The ministry plans to launch tenders for three more wind plants in 2012, at Al-Harir, Wadi Araa and Maan, which will have a combined capacity of 400MW and could cost as much as $400m to build. However, Al-Zoubi remains unconvinced as to how attractive these projects are and whether they will move ahead in the projected time frame.
“The plants at Fujeij and elsewhere are still at an early stage,” he says. “We probably won’t have them by 2014 or 2015. There are still a lot of barriers to investors coming in. They have talked about trying to encourage foreign companies to come and build in the country, but they have had problems, like those with the owners of the land.”
Jordan’s solar projects are at an even less advanced stage. In 2010, the US’ AES Corporation asked the ministry for approval to build a new solar plant near Amman. Although approval was given, AES has not yet awarded construction contracts on the scheme. Another development, the Joan 1 concentrating solar plant, is under study and the project developer, Germany’s Mena Cleantech, hopes to complete financing talks on the project by early 2012.
A clear issue within the country’s regulatory framework is the lack of subsidies for energy produced by renewable sources. The state-run National Electric Power Company is committed to buy privately produced renewable electricity, but has yet to offer a premium over power produced by traditional oil or gas-fed plants. “We are asking the government for subsidies on renewable energy, but it hasn’t happened yet,” says Al-Zoubi.
While current high energy prices should provide an incentive for Jordan to develop renewable energy schemes, they also make the development of a nuclear power plant and shale oil increasingly attractive. “They need a lot more fuel fast and for it to be cost effective,” says the engineering executive. “With oil prices this high, shale and nuclear look more attractive.”

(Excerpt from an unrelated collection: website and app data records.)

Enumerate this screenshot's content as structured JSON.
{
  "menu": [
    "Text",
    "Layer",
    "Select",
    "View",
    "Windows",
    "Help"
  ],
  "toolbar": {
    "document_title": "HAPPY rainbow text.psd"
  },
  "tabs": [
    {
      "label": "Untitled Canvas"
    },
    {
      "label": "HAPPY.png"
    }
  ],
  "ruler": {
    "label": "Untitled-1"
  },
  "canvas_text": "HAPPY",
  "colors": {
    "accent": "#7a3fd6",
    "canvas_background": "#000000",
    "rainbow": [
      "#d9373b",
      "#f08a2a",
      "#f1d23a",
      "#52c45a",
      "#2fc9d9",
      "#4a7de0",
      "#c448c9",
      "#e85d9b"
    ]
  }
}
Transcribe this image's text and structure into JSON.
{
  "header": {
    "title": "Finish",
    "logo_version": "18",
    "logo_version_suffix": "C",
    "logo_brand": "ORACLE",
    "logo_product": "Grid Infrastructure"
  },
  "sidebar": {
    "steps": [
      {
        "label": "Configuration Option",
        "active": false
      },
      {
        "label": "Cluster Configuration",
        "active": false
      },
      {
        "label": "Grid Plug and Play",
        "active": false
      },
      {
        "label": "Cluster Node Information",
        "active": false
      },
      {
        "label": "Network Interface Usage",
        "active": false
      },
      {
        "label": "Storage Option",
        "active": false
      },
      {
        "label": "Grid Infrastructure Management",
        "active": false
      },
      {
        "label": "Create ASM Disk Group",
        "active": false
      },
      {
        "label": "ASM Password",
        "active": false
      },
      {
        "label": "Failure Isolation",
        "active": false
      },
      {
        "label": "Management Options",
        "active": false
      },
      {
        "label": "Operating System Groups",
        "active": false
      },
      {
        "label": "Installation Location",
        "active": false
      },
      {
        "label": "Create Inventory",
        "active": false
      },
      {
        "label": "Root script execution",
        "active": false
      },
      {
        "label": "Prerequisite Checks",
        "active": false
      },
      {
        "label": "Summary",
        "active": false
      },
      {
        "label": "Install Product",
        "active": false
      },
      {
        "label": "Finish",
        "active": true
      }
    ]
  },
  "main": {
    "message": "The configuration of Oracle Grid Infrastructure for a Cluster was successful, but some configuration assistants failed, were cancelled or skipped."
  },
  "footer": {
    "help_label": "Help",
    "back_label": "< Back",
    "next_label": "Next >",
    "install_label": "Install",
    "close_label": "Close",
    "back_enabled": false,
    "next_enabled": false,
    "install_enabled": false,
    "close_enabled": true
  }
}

Oil shale development in Jordan
The Energy and Minerals Ministry has signed agreements to develop its oil shale with international oil companies from Finland, the UK, Saudi Arabia and the Netherlands. A $450m project led by UK/Dutch Shell Group is the most advanced, with exploration starting in 2009.
Meanwhile, technical and financial bids for a nuclear power plant from three developers, Russia’s Atomstroyexport, Canada’s AECL and France’s Areva with Japan’s Mitsubishi Heavy Industries, are currently being assessed by the Jordan Atomic Energy Commission. An award is expected by the end of 2011.
“I feel that the government isn’t going down the right path,” says Al-Zoubi. “Renewables and energy are essentially opposites, but the government is trying to say that the two are compatible. And at $100 a barrel, oil shale is commercially profitable.”
Jordan seems unlikely to meet its ambitious renewable energy targets. The trouble is, if the nuclear and shale developments also hit hurdles, Amman’s hopes of energy self-sufficiency will be dashed.